**WHAT YOU ARE ASKED TO DO:** Look through the lines below, find those with the word "values", and copy them.
§ §
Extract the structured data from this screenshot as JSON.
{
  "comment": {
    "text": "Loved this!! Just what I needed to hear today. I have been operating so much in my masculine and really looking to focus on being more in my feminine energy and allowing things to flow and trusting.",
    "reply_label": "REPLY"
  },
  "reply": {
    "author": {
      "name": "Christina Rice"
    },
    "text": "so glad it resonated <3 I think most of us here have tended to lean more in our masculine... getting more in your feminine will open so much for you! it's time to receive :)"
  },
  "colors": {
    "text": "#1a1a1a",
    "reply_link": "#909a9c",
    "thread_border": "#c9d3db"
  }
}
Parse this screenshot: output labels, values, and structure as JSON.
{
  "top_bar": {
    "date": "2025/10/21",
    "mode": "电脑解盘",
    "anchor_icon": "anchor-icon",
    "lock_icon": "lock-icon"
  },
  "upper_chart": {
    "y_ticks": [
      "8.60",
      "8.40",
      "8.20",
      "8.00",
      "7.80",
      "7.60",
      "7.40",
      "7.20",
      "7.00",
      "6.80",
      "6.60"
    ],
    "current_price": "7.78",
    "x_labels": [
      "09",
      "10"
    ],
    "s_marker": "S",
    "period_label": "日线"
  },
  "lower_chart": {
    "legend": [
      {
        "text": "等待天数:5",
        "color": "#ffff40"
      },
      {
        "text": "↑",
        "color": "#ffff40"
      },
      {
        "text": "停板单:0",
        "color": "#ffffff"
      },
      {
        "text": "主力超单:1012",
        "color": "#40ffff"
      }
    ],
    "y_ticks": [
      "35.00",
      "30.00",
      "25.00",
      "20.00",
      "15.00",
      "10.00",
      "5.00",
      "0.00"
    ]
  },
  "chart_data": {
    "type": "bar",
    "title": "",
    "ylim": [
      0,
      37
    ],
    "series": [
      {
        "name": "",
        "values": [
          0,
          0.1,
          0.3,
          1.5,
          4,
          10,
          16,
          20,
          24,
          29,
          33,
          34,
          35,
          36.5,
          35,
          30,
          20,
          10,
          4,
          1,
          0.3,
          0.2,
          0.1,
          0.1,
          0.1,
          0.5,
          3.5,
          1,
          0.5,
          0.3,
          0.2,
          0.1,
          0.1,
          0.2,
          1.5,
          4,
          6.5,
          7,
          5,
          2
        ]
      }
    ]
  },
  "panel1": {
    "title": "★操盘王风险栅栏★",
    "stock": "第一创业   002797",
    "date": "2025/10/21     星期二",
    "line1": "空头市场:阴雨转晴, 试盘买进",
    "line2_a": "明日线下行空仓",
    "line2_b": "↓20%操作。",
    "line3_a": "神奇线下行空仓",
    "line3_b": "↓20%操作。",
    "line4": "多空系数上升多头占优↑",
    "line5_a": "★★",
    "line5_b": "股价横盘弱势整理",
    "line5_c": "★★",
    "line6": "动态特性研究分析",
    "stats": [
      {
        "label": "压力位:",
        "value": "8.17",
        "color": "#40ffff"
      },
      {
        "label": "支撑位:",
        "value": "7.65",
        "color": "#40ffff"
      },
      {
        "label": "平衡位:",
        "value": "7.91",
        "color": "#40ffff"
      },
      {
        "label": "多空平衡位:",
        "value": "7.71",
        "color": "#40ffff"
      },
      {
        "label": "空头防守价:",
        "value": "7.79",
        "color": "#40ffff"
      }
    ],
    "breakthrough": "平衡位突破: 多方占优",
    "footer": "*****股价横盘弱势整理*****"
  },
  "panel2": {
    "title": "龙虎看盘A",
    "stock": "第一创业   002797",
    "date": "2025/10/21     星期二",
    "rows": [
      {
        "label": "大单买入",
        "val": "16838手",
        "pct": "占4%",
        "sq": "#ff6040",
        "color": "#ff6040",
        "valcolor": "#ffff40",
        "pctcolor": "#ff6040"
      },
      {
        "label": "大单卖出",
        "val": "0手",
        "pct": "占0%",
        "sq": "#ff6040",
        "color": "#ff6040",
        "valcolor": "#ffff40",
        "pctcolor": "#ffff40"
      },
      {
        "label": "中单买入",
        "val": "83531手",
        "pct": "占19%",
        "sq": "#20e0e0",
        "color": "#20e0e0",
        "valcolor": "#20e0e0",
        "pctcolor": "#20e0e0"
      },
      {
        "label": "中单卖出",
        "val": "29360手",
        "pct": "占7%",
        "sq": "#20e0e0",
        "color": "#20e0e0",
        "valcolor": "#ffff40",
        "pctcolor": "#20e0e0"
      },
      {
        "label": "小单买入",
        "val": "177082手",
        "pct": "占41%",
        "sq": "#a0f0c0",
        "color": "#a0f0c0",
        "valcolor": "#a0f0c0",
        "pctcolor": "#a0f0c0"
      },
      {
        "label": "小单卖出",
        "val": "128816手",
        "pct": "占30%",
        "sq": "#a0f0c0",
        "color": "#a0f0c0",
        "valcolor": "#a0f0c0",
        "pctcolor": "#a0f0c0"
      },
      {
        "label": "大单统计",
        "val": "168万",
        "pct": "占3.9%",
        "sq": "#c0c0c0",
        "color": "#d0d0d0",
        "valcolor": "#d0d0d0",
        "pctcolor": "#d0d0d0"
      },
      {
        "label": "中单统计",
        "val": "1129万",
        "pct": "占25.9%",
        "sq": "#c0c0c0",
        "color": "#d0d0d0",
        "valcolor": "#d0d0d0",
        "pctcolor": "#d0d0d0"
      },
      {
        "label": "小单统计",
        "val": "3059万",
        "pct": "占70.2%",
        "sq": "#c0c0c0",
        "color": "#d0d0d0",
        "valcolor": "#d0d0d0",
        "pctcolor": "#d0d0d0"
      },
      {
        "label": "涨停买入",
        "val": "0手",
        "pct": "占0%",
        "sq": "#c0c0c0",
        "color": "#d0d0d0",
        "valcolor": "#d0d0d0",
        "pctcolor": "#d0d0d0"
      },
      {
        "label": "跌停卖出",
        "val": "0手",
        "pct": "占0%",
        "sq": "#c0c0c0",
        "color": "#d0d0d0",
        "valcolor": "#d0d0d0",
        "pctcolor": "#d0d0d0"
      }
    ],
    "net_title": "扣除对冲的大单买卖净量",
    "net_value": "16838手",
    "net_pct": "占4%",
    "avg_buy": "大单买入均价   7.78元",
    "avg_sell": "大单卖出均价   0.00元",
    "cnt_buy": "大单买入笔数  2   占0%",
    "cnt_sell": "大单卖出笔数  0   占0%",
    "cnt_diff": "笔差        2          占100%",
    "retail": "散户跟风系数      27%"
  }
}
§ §
**SOLUTION TO THIS PROBLEM:**
Parse this screenshot: output labels, values, and structure as JSON.
        "values": [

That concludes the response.